Federalist 53 was a reminder to me of how blessed our country is to live under a system of government “established by the people and unalterable by the government.”
“The important distinction so well understood in America, between a Constitution established by the people and unalterable by the government, and a law established by the government and alterable by the government, seems to have been little understood and less observed in any other country. Wherever the supreme power of legislation has resided, has been supposed to reside also a full power to change the form of the government.”
We forget that in many other countries, terms of office may be capriciously changed to meet the political needs of the office holders.
Publius refers to “frequency of elections,” as the “cornerstone” of free government. A theme throughout the Federalist is the people’s role in protecting their own liberty. Elections are the people’s voice.
Publius also outlines the importance of members of Congress having enough time to learn the job. He predicts that some members of “superior talents; will, by frequent reelections, become members of long standing.”
A recent Congressional Research Service report on the average tenure of a member of Congress stated:
“The average years of service for Members of the 110th Congress, as of January 3, 2007, when the Congress convened was 10.0 years for the House and 12.82 years for the Senate. This is a record for the Senate. House Members who took their seats at the beginning of the 102nd Congress (1991-1993) represent the high point of Representatives’ average tenure (10.4 years).”
This is interesting, compared to the early history of our country, when most Senators did not even complete their six year term. CRS notes that in the early Republic, House Members began to exceed their two year terms after the Fourth Congress, but their average service did rise above four years until 1901-1903. During the Great Depression, the average tenure of a U.S. House member shot up to seven years.
Many people today call for term limits, to bring back the concept of citizen legislator. As these proposals develop, attention would need to be given to the power of staff, especially committee staff, who, if not checked as well, would end up with even greater influence as members of Congress come and go.
Although Publius points out the merit of some seasoned legislators, he also warns, “No man will subject himself to the ridicule of pretending that any natural connection subsists between the sun or the seasons, and the period within which human virtue can bear the temptations of power.”
There are strong arguments on both sides of the term limits issue, but as Publius reminds us in Federalist No. 51:
“A dependence on the people is, no doubt, the primary control on the government.”
The people are the energy of the government. When they are engaged and paying attention, recognizing that knowledge is power, the need for term limits will not be as great. Even the best governmental structures will not reap the desired results, unless the “genius of the people,” the primary energy of government is fully engaged and deployed.

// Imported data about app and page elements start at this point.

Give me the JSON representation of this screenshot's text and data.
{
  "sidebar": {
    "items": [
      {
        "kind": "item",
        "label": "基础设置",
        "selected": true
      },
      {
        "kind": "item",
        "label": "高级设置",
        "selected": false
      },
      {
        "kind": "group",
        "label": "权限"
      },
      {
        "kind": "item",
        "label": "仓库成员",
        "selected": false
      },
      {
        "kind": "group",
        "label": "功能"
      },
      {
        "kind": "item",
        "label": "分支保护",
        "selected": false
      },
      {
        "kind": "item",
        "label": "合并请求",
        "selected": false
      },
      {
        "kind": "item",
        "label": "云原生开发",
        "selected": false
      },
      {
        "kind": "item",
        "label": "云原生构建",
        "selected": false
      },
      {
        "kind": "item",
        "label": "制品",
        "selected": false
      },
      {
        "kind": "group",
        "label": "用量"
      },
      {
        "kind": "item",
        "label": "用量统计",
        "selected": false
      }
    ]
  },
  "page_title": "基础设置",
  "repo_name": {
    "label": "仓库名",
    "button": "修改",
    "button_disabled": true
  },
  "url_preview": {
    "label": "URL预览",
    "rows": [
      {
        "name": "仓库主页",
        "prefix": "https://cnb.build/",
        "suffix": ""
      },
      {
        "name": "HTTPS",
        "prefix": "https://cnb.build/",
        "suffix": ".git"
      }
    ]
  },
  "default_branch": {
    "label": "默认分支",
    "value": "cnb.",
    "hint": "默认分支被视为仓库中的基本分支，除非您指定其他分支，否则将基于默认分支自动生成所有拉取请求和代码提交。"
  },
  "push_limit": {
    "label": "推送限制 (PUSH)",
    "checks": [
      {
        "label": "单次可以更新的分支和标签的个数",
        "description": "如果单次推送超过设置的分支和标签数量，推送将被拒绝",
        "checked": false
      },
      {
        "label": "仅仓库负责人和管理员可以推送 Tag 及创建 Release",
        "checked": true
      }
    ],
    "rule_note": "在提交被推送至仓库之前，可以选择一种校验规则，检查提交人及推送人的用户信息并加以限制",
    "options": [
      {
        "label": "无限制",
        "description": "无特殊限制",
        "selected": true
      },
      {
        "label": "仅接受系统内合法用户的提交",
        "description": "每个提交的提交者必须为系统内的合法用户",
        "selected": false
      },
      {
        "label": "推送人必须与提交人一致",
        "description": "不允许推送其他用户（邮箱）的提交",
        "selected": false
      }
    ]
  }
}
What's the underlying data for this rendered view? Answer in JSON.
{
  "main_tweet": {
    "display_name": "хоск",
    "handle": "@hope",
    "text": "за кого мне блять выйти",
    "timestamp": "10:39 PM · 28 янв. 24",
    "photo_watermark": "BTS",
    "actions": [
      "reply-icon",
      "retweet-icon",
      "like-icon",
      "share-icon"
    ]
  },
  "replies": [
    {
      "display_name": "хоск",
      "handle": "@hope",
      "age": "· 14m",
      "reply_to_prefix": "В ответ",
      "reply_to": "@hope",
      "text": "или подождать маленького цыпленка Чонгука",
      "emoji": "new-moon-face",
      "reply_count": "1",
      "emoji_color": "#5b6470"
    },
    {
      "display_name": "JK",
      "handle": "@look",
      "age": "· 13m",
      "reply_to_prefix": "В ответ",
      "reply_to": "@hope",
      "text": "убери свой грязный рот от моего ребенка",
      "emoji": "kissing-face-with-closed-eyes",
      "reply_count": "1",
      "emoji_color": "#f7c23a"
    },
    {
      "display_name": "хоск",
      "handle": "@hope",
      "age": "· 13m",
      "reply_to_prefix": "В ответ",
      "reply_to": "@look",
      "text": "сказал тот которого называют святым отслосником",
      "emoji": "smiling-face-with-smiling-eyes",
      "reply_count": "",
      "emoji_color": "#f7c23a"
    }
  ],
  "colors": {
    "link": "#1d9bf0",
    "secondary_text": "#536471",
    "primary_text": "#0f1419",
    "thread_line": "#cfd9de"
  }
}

Thank you to all of you who are joining us on this journey through the Federalist Papers. Knowledge is Power!
Looking forward to Federalist No. 54!
Friday, July 9th, 2010